*** Opening DATA FOR REVIEW ***

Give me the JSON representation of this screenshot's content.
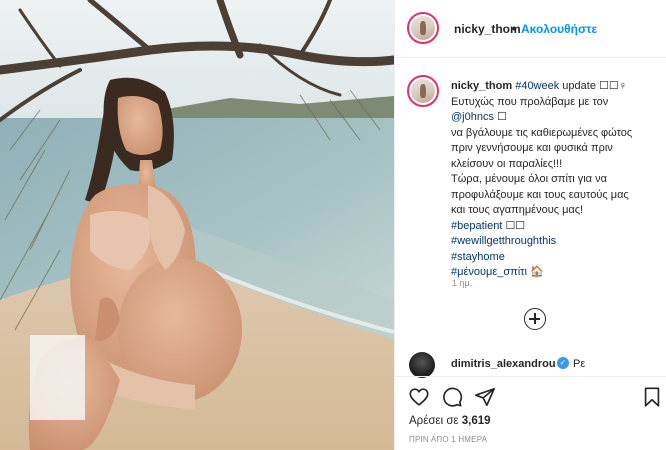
{
  "post": {
    "username": "nicky_thom",
    "follow_separator": "•",
    "follow_label": "Ακολουθήστε",
    "caption": {
      "username": "nicky_thom",
      "hashtag_week": "#40week",
      "line1_rest": " update ☐☐♀",
      "line2_prefix": "Ευτυχώς που προλάβαμε με τον",
      "mention": "@j0hncs",
      "mention_suffix": " ☐",
      "line4": "να βγάλουμε τις καθιερωμένες φώτος",
      "line5": "πριν γεννήσουμε και φυσικά πριν",
      "line6": "κλείσουν οι παραλίες!!!",
      "line7": "Τώρα, μένουμε όλοι σπίτι για να",
      "line8": "προφυλάξουμε και τους εαυτούς μας",
      "line9": "και τους αγαπημένους μας!",
      "tag1": "#bepatient",
      "tag1_suffix": " ☐☐",
      "tag2": "#wewillgetthroughthis",
      "tag3": "#stayhome",
      "tag4": "#μένουμε_σπίτι",
      "tag4_suffix": " 🏠"
    },
    "time_ago": "1 ημ.",
    "comment": {
      "username": "dimitris_alexandrou",
      "verified_glyph": "✓",
      "text": "Ρε"
    },
    "likes_prefix": "Αρέσει σε ",
    "likes_count": "3,619",
    "posted_label": "ΠΡΙΝ ΑΠΟ 1 ΗΜΕΡΑ",
    "colors": {
      "accent_blue": "#0095f6",
      "link": "#00376b",
      "text": "#262626",
      "muted": "#8e8e8e",
      "story_ring": "#e1306c"
    }
  }
}
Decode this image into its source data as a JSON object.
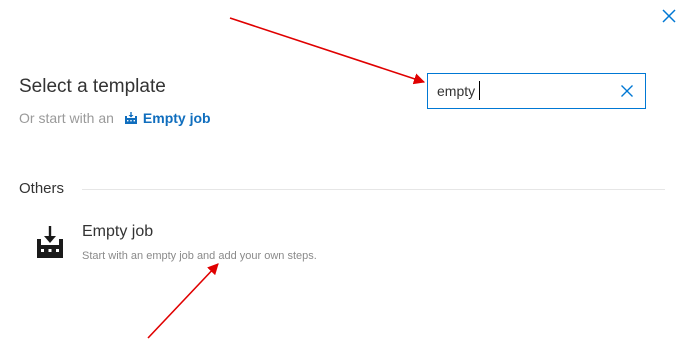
{
  "dialog": {
    "title": "Select a template",
    "subline_prefix": "Or start with an",
    "empty_job_link_label": "Empty job"
  },
  "search": {
    "value": "empty",
    "placeholder": ""
  },
  "section": {
    "header": "Others"
  },
  "templates": [
    {
      "name": "Empty job",
      "description": "Start with an empty job and add your own steps.",
      "icon": "empty-job-icon"
    }
  ],
  "icons": {
    "close": "close-icon",
    "clear_search": "clear-icon",
    "empty_job": "empty-job-icon"
  },
  "colors": {
    "accent": "#0078d4",
    "link": "#106ebe",
    "annotation_arrow": "#e00000"
  }
}
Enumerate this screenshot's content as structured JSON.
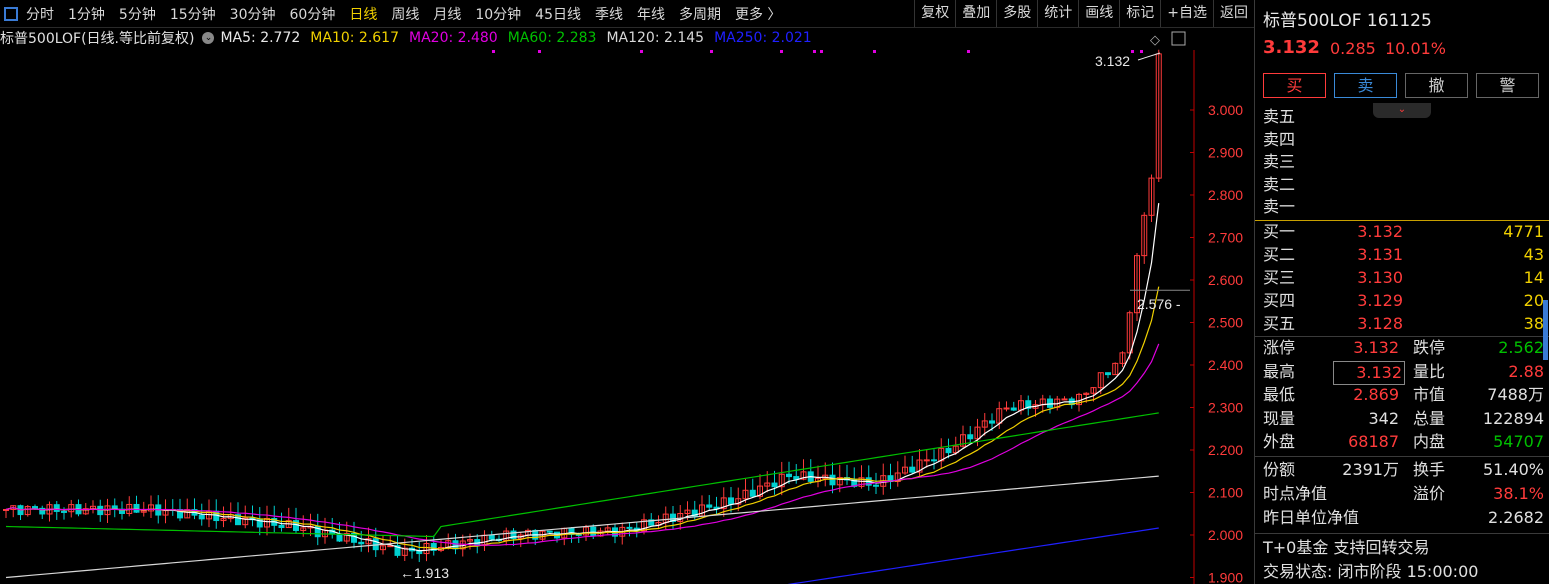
{
  "toolbar": {
    "periods": [
      "分时",
      "1分钟",
      "5分钟",
      "15分钟",
      "30分钟",
      "60分钟",
      "日线",
      "周线",
      "月线",
      "10分钟",
      "45日线",
      "季线",
      "年线",
      "多周期",
      "更多 〉"
    ],
    "active_period": "日线",
    "tools": [
      "复权",
      "叠加",
      "多股",
      "统计",
      "画线",
      "标记",
      "+自选",
      "返回"
    ]
  },
  "ma_bar": {
    "title": "标普500LOF(日线.等比前复权)",
    "items": [
      {
        "label": "MA5: 2.772",
        "color": "#e8e8e8"
      },
      {
        "label": "MA10: 2.617",
        "color": "#f0d000"
      },
      {
        "label": "MA20: 2.480",
        "color": "#e000e0"
      },
      {
        "label": "MA60: 2.283",
        "color": "#00c000"
      },
      {
        "label": "MA120: 2.145",
        "color": "#d8d8d8"
      },
      {
        "label": "MA250: 2.021",
        "color": "#2020ff"
      }
    ]
  },
  "chart_data": {
    "type": "candlestick",
    "y_ticks": [
      "3.000",
      "2.900",
      "2.800",
      "2.700",
      "2.600",
      "2.500",
      "2.400",
      "2.300",
      "2.200",
      "2.100",
      "2.000",
      "1.900"
    ],
    "ylim": [
      1.9,
      3.132
    ],
    "high_label": "3.132",
    "low_label": "1.913",
    "cursor_price": "2.576 -"
  },
  "quote": {
    "title": "标普500LOF 161125",
    "price": "3.132",
    "change": "0.285",
    "pct": "10.01%",
    "buttons": [
      "买",
      "卖",
      "撤",
      "警"
    ],
    "asks": [
      {
        "label": "卖五",
        "price": "",
        "vol": ""
      },
      {
        "label": "卖四",
        "price": "",
        "vol": ""
      },
      {
        "label": "卖三",
        "price": "",
        "vol": ""
      },
      {
        "label": "卖二",
        "price": "",
        "vol": ""
      },
      {
        "label": "卖一",
        "price": "",
        "vol": ""
      }
    ],
    "bids": [
      {
        "label": "买一",
        "price": "3.132",
        "vol": "4771"
      },
      {
        "label": "买二",
        "price": "3.131",
        "vol": "43"
      },
      {
        "label": "买三",
        "price": "3.130",
        "vol": "14"
      },
      {
        "label": "买四",
        "price": "3.129",
        "vol": "20"
      },
      {
        "label": "买五",
        "price": "3.128",
        "vol": "38"
      }
    ],
    "stats": [
      {
        "l1": "涨停",
        "v1": "3.132",
        "c1": "#ff3b3b",
        "l2": "跌停",
        "v2": "2.562",
        "c2": "#00c000"
      },
      {
        "l1": "最高",
        "v1": "3.132",
        "c1": "#ff3b3b",
        "l2": "量比",
        "v2": "2.88",
        "c2": "#ff3b3b"
      },
      {
        "l1": "最低",
        "v1": "2.869",
        "c1": "#ff3b3b",
        "l2": "市值",
        "v2": "7488万",
        "c2": "#e0e0e0"
      },
      {
        "l1": "现量",
        "v1": "342",
        "c1": "#e0e0e0",
        "l2": "总量",
        "v2": "122894",
        "c2": "#e0e0e0"
      },
      {
        "l1": "外盘",
        "v1": "68187",
        "c1": "#ff3b3b",
        "l2": "内盘",
        "v2": "54707",
        "c2": "#00c000"
      }
    ],
    "fund": [
      {
        "l1": "份额",
        "v1": "2391万",
        "c1": "#e0e0e0",
        "l2": "换手",
        "v2": "51.40%",
        "c2": "#e0e0e0"
      },
      {
        "l1": "时点净值",
        "v1": "",
        "c1": "#e0e0e0",
        "l2": "溢价",
        "v2": "38.1%",
        "c2": "#ff3b3b"
      }
    ],
    "nav_label": "昨日单位净值",
    "nav_value": "2.2682",
    "t0": "T+0基金  支持回转交易",
    "status": "交易状态: 闭市阶段 15:00:00"
  }
}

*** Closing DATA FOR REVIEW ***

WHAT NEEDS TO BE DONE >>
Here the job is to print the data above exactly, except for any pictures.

ANSWER TO THIS PROBLEM >>
Give me the JSON representation of this screenshot's content.
{
  "post": {
    "username": "nicky_thom",
    "follow_separator": "•",
    "follow_label": "Ακολουθήστε",
    "caption": {
      "username": "nicky_thom",
      "hashtag_week": "#40week",
      "line1_rest": " update ☐☐♀",
      "line2_prefix": "Ευτυχώς που προλάβαμε με τον",
      "mention": "@j0hncs",
      "mention_suffix": " ☐",
      "line4": "να βγάλουμε τις καθιερωμένες φώτος",
      "line5": "πριν γεννήσουμε και φυσικά πριν",
      "line6": "κλείσουν οι παραλίες!!!",
      "line7": "Τώρα, μένουμε όλοι σπίτι για να",
      "line8": "προφυλάξουμε και τους εαυτούς μας",
      "line9": "και τους αγαπημένους μας!",
      "tag1": "#bepatient",
      "tag1_suffix": " ☐☐",
      "tag2": "#wewillgetthroughthis",
      "tag3": "#stayhome",
      "tag4": "#μένουμε_σπίτι",
      "tag4_suffix": " 🏠"
    },
    "time_ago": "1 ημ.",
    "comment": {
      "username": "dimitris_alexandrou",
      "verified_glyph": "✓",
      "text": "Ρε"
    },
    "likes_prefix": "Αρέσει σε ",
    "likes_count": "3,619",
    "posted_label": "ΠΡΙΝ ΑΠΟ 1 ΗΜΕΡΑ",
    "colors": {
      "accent_blue": "#0095f6",
      "link": "#00376b",
      "text": "#262626",
      "muted": "#8e8e8e",
      "story_ring": "#e1306c"
    }
  }
}
Decode this image into its source data as a JSON object.
{
  "dialog": {
    "title": "Select a template",
    "subline_prefix": "Or start with an",
    "empty_job_link_label": "Empty job"
  },
  "search": {
    "value": "empty",
    "placeholder": ""
  },
  "section": {
    "header": "Others"
  },
  "templates": [
    {
      "name": "Empty job",
      "description": "Start with an empty job and add your own steps.",
      "icon": "empty-job-icon"
    }
  ],
  "icons": {
    "close": "close-icon",
    "clear_search": "clear-icon",
    "empty_job": "empty-job-icon"
  },
  "colors": {
    "accent": "#0078d4",
    "link": "#106ebe",
    "annotation_arrow": "#e00000"
  }
}
Enumerate this screenshot's content as structured JSON.
{
  "toolbar": {
    "periods": [
      "分时",
      "1分钟",
      "5分钟",
      "15分钟",
      "30分钟",
      "60分钟",
      "日线",
      "周线",
      "月线",
      "10分钟",
      "45日线",
      "季线",
      "年线",
      "多周期",
      "更多 〉"
    ],
    "active_period": "日线",
    "tools": [
      "复权",
      "叠加",
      "多股",
      "统计",
      "画线",
      "标记",
      "+自选",
      "返回"
    ]
  },
  "ma_bar": {
    "title": "标普500LOF(日线.等比前复权)",
    "items": [
      {
        "label": "MA5: 2.772",
        "color": "#e8e8e8"
      },
      {
        "label": "MA10: 2.617",
        "color": "#f0d000"
      },
      {
        "label": "MA20: 2.480",
        "color": "#e000e0"
      },
      {
        "label": "MA60: 2.283",
        "color": "#00c000"
      },
      {
        "label": "MA120: 2.145",
        "color": "#d8d8d8"
      },
      {
        "label": "MA250: 2.021",
        "color": "#2020ff"
      }
    ]
  },
  "chart_data": {
    "type": "candlestick",
    "y_ticks": [
      "3.000",
      "2.900",
      "2.800",
      "2.700",
      "2.600",
      "2.500",
      "2.400",
      "2.300",
      "2.200",
      "2.100",
      "2.000",
      "1.900"
    ],
    "ylim": [
      1.9,
      3.132
    ],
    "high_label": "3.132",
    "low_label": "1.913",
    "cursor_price": "2.576 -"
  },
  "quote": {
    "title": "标普500LOF 161125",
    "price": "3.132",
    "change": "0.285",
    "pct": "10.01%",
    "buttons": [
      "买",
      "卖",
      "撤",
      "警"
    ],
    "asks": [
      {
        "label": "卖五",
        "price": "",
        "vol": ""
      },
      {
        "label": "卖四",
        "price": "",
        "vol": ""
      },
      {
        "label": "卖三",
        "price": "",
        "vol": ""
      },
      {
        "label": "卖二",
        "price": "",
        "vol": ""
      },
      {
        "label": "卖一",
        "price": "",
        "vol": ""
      }
    ],
    "bids": [
      {
        "label": "买一",
        "price": "3.132",
        "vol": "4771"
      },
      {
        "label": "买二",
        "price": "3.131",
        "vol": "43"
      },
      {
        "label": "买三",
        "price": "3.130",
        "vol": "14"
      },
      {
        "label": "买四",
        "price": "3.129",
        "vol": "20"
      },
      {
        "label": "买五",
        "price": "3.128",
        "vol": "38"
      }
    ],
    "stats": [
      {
        "l1": "涨停",
        "v1": "3.132",
        "c1": "#ff3b3b",
        "l2": "跌停",
        "v2": "2.562",
        "c2": "#00c000"
      },
      {
        "l1": "最高",
        "v1": "3.132",
        "c1": "#ff3b3b",
        "l2": "量比",
        "v2": "2.88",
        "c2": "#ff3b3b"
      },
      {
        "l1": "最低",
        "v1": "2.869",
        "c1": "#ff3b3b",
        "l2": "市值",
        "v2": "7488万",
        "c2": "#e0e0e0"
      },
      {
        "l1": "现量",
        "v1": "342",
        "c1": "#e0e0e0",
        "l2": "总量",
        "v2": "122894",
        "c2": "#e0e0e0"
      },
      {
        "l1": "外盘",
        "v1": "68187",
        "c1": "#ff3b3b",
        "l2": "内盘",
        "v2": "54707",
        "c2": "#00c000"
      }
    ],
    "fund": [
      {
        "l1": "份额",
        "v1": "2391万",
        "c1": "#e0e0e0",
        "l2": "换手",
        "v2": "51.40%",
        "c2": "#e0e0e0"
      },
      {
        "l1": "时点净值",
        "v1": "",
        "c1": "#e0e0e0",
        "l2": "溢价",
        "v2": "38.1%",
        "c2": "#ff3b3b"
      }
    ],
    "nav_label": "昨日单位净值",
    "nav_value": "2.2682",
    "t0": "T+0基金  支持回转交易",
    "status": "交易状态: 闭市阶段 15:00:00"
  }
}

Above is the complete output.